■ Task description
Across the entries that follow, count each line holding "icon" and state the total alone.

■ Dataset excerpts
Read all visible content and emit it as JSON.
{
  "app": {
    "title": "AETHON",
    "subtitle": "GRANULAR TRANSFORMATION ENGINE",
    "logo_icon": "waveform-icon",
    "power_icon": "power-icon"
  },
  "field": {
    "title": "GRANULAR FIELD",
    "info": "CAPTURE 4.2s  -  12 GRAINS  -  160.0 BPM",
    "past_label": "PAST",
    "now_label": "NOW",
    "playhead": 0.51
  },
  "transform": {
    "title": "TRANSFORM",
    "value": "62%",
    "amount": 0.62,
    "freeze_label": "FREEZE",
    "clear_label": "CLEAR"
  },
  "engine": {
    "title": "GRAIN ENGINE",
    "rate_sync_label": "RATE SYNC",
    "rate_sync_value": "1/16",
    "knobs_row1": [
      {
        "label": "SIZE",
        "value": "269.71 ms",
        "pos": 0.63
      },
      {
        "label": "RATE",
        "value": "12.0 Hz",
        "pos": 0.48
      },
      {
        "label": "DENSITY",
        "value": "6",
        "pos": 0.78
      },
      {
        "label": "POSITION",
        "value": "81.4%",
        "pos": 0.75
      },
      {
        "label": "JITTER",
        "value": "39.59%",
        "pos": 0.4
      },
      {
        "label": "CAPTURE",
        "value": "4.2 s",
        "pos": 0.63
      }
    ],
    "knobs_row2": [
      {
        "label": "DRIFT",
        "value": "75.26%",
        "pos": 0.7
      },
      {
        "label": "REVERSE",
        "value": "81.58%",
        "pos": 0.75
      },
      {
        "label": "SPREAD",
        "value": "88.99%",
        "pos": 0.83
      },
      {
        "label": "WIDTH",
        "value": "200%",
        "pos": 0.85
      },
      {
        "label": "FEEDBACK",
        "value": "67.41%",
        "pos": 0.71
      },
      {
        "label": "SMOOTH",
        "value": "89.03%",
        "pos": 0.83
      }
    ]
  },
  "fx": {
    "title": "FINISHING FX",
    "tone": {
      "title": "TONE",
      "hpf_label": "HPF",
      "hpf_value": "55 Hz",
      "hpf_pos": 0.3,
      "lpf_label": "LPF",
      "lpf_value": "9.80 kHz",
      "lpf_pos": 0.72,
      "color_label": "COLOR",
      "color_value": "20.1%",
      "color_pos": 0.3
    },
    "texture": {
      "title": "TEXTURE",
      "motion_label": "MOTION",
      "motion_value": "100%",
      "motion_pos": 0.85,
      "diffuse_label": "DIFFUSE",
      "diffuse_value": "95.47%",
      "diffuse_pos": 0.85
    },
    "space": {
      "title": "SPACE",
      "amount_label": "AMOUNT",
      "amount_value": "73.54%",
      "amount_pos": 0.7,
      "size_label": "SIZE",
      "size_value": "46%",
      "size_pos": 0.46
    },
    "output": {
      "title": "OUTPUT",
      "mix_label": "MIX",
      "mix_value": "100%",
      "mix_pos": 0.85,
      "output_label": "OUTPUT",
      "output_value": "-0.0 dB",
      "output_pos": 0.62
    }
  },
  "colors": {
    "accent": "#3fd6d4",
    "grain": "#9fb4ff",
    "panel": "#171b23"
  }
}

■ Response
2